She is the protector of cats, women and children. The ancient Egyptians celebrated her feastday on October 31 with convivial merry making, music, dancing in the streets and drinking with friends - the sort of holiday we would recognise instantly.
A great week-long festival was held in the holy city of Bubastis attracting devotees from all over the country to celebrate along the riverbanks and through the city streets. Herodotus tells of crowds swelling to 700,000. Sadly, Bast and her feast day are overlooked in modern times but you could perhaps say that Hallowe'en was originally celebrated as the Feast of Bast
She holds the mysteries of the cat in her power - those magnetic animals with a strong power to fascinate or repel. Let's face it, all of us will admit that we either love cats or we can't stand the sight of them. Historically, the cat was first endowed with archetypal power in Egypt where it came to be regarded as a Sacred animal. For the cat is identified with Bast and she is most recognised for her portrayal as a woman with the head of a cat. When a cat curls up with its head touching its tail, it forms a circle, the symbol of eternity, the symbol of the goddess in whatever form she has chosen
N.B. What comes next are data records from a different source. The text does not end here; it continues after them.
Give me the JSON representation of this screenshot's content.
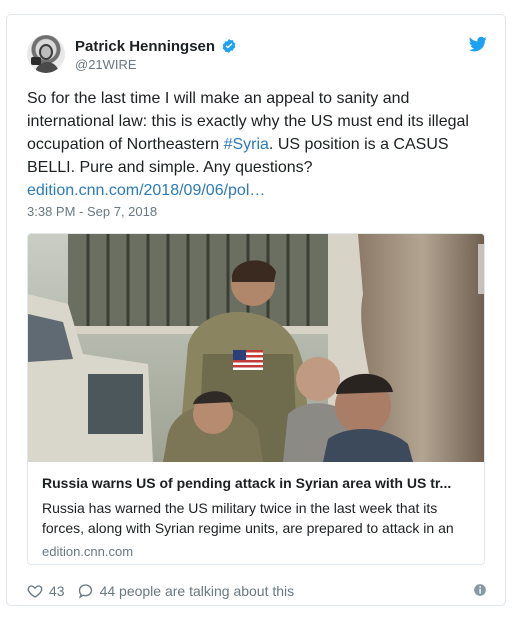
{
  "author": {
    "name": "Patrick Henningsen",
    "handle": "@21WIRE"
  },
  "tweet": {
    "text_main": "So for the last time I will make an appeal to sanity and international law: this is exactly why the US must end its illegal occupation of Northeastern ",
    "hashtag": "#Syria",
    "text_after_hashtag": ". US position is a CASUS BELLI. Pure and simple. Any questions? ",
    "link_text": "edition.cnn.com/2018/09/06/pol…",
    "timestamp": "3:38 PM - Sep 7, 2018"
  },
  "card": {
    "title": "Russia warns US of pending attack in Syrian area with US tr...",
    "description": "Russia has warned the US military twice in the last week that its forces, along with Syrian regime units, are prepared to attack in an",
    "domain": "edition.cnn.com"
  },
  "engagement": {
    "likes": "43",
    "talking": "44 people are talking about this"
  },
  "icons": {
    "verified": "verified-badge-icon",
    "brand": "twitter-bird-icon",
    "like": "heart-icon",
    "reply": "speech-bubble-icon",
    "info": "info-icon"
  },
  "colors": {
    "brand_blue": "#1da1f2",
    "link_blue": "#2b7bb9",
    "muted": "#697882",
    "text": "#1c2022",
    "border": "#e1e8ed"
  }
}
Bast is the Goddess of the rising sun, the moon, truth, enlightenment, sensuality, fertility, bounty, birth, plenty, the home, music and dance. She was the beloved goddess and the protectress of women, small children, and domestic cats.
Bast was the possessor of the Eye of Horus, the sacred utchat. Over time the utchat became more associated with cats and was often cat shaped. Egyptian women used these cat amulets as fertility tokens, praying to have as many children as cats have kittens
Our modern names for the cat are derived from the word utchat: cat, chat, cattus, gatus, gatous, gato, katt, katte, kitte, kitty, etc. One variation of her name was Pasht, and from this we get the remaining Indo-European words for the cat: pasht, past, pushd, pusst, and puss
The Wildcats of Egypt first lived in the swamps and marshes along the Nile. As time progressed, and the people began to grow grains and other foodstuff and keeping it for longer periods of time, rodents and other vermin began to thrive. The wild cat was venerated for its ferocity and rapacity, qualities it used to keep the rocent population under control, qualities which it also shared with the lion. What a boon was the Wildcat to the Egyptians!
The domestic cats we know today are all descended from the felix sylvesteris, the Wildcat of Africa and friend of the Egyptian farmer. And so began the long domestication process. As the cat was identified with Bast, so then Bast gained enormous popularity from 1000 BCE onward. Feline hunting instincts were honoured, but so was the cat's gentler side as a warm and loving mother to her kittens.
The ancient Egyptians must have truly appreciated the beauty of wild creatures, they took the frightening aspects of animals and turned ferocity into beneficial protection. Their gods possessed animal traits like the precision of the hawk and the strength of the bull. So then, we see in Bast the grace and elegance of a cat, the agility, strength, speed, and the deadly claws. She holds the charm, patience and affectionate nature of a domestic cat, as well as the potential for the raw brute strength of a lioness.
She also has the gift, like all cats, of looking deep into your soul.
And it's easy to see why Bast has been associated with pleasure, music and dancing for millennia. Just think of your own comfort-seeking cat who loves to be stroked and petted. Cats also love to play, with their graceful movements and purring as musical accompaniment, luxuriating in coordination of movement.
Today, ruins mark the joyful city of Bubastis, the once-proud temple is nothing but tumbled blocks. However the name of Bast endures. For at least 5000 years there have been many who praised her name. Many still do so today.
Take a moment to honour this ancient Egyptian goddess. Light a green candle, her sacred colour, and be affectionate to a cat, her cherished animal. When you address a cat, remember you are speaking to a little divinity, and a creature beloved of Bast.
Susanna Duffy is a Civil Celebrant, grief counsellor and mythologist. She creates ceremonies and Rites of Passage for individual and civic functions, and specialises in celebrations inspired by the divine feminine in A goddess a day